Entries supplied START

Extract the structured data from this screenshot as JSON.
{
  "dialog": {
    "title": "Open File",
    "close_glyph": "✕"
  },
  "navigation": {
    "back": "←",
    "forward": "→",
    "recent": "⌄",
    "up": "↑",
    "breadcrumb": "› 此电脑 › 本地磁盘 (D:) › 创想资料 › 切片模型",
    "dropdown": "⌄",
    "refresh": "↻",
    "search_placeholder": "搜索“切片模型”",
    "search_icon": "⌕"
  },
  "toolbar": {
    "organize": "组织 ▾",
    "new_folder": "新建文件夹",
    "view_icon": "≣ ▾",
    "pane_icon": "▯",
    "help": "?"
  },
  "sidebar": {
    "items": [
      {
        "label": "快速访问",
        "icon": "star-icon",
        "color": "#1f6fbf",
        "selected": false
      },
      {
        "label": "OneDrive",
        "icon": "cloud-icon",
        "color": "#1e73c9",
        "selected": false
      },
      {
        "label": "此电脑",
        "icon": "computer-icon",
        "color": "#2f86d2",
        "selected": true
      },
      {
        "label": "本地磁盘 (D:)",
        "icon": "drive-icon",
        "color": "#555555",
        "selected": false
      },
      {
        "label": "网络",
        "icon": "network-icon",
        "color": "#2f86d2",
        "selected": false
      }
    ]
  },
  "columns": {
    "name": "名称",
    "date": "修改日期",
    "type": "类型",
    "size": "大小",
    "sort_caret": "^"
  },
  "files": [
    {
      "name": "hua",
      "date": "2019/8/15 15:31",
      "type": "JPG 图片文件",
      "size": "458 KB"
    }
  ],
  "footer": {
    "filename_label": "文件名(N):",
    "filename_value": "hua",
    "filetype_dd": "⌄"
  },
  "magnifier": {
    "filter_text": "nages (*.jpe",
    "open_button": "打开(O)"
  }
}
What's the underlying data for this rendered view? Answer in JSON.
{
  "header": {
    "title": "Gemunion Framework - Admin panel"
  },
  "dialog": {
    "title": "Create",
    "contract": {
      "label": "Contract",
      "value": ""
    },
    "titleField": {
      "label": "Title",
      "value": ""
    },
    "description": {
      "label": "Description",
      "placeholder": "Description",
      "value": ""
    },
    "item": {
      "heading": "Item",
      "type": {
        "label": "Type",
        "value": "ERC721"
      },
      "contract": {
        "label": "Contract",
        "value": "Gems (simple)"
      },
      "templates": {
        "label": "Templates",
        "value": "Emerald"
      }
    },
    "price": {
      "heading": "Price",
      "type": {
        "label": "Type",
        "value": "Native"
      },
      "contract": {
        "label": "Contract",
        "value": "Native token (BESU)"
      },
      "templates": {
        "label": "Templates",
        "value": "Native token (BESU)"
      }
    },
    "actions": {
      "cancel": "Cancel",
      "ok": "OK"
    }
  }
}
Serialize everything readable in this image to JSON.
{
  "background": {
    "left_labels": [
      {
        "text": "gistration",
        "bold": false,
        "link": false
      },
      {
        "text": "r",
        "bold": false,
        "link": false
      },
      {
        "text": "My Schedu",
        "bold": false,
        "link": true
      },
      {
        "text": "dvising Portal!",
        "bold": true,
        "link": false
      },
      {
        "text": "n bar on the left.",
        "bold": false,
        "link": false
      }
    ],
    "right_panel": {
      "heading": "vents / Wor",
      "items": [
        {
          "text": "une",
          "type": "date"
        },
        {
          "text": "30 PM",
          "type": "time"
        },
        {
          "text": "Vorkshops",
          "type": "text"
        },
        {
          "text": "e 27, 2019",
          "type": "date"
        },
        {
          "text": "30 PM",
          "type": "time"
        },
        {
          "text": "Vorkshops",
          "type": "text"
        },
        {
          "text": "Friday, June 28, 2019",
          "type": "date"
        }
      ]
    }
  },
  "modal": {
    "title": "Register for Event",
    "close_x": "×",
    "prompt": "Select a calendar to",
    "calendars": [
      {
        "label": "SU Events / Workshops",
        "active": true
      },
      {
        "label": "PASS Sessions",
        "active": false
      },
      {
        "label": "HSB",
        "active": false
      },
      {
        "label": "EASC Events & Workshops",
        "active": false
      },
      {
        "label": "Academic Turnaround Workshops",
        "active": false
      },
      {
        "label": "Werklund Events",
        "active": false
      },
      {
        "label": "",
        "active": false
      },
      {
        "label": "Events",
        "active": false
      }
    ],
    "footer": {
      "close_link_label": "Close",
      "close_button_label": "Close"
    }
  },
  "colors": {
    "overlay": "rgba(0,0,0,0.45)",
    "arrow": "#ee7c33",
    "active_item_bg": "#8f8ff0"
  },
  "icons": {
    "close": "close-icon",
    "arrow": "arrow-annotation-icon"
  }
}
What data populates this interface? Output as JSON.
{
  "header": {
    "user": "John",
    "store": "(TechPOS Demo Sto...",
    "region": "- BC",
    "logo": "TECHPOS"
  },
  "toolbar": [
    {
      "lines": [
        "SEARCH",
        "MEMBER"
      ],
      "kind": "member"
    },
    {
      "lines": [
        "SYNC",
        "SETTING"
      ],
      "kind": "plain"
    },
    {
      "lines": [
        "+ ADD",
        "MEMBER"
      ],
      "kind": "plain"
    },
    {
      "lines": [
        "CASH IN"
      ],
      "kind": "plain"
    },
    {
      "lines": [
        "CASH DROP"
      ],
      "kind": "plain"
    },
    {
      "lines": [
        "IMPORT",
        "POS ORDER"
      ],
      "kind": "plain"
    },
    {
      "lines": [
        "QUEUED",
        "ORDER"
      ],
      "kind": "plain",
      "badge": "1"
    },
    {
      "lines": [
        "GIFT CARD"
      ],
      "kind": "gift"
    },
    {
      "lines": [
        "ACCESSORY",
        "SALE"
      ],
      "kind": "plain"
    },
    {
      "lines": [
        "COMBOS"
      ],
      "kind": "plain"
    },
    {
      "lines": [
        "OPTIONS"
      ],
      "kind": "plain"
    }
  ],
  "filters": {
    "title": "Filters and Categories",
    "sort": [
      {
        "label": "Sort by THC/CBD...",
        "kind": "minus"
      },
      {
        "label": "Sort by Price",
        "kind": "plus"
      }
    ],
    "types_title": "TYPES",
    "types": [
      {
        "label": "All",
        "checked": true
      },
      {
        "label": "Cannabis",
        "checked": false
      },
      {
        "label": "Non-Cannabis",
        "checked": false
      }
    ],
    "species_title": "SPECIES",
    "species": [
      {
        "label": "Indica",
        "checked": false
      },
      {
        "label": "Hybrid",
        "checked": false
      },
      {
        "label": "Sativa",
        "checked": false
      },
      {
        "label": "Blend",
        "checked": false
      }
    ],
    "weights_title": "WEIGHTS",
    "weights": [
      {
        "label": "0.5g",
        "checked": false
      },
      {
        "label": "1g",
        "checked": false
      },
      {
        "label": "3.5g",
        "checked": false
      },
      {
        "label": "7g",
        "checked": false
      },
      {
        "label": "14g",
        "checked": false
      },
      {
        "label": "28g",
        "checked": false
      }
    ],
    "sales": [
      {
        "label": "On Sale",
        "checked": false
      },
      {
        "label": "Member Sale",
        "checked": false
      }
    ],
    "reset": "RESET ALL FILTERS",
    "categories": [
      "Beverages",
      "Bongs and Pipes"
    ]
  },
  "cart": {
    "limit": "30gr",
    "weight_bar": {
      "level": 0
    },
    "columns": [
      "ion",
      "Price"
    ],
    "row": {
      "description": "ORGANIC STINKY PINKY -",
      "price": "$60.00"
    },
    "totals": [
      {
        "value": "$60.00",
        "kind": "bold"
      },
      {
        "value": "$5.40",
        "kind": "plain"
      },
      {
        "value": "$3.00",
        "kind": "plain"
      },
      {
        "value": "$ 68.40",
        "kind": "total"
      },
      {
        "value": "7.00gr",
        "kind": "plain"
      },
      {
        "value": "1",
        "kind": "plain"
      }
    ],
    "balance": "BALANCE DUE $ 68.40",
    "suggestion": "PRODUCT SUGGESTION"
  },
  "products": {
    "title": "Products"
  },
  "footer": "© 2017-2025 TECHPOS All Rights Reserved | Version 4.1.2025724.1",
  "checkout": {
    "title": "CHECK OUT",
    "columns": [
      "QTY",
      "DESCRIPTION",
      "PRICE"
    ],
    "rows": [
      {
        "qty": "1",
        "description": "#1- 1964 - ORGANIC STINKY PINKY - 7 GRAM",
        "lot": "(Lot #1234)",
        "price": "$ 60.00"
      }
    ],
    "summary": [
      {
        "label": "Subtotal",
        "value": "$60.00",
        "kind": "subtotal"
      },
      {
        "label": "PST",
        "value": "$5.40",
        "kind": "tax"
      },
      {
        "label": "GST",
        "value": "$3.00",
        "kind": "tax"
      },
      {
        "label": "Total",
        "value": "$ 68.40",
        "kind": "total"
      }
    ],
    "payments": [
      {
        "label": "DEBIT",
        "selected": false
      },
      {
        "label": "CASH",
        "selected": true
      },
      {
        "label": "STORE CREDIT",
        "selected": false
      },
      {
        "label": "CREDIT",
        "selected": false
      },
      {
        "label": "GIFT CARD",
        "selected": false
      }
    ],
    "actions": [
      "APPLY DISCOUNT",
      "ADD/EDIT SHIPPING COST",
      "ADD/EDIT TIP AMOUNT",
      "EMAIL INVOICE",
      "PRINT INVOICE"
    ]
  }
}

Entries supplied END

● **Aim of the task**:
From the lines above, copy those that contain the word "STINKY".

● **Solved exercise**:
      "description": "ORGANIC STINKY PINKY -",
        "description": "#1- 1964 - ORGANIC STINKY PINKY - 7 GRAM",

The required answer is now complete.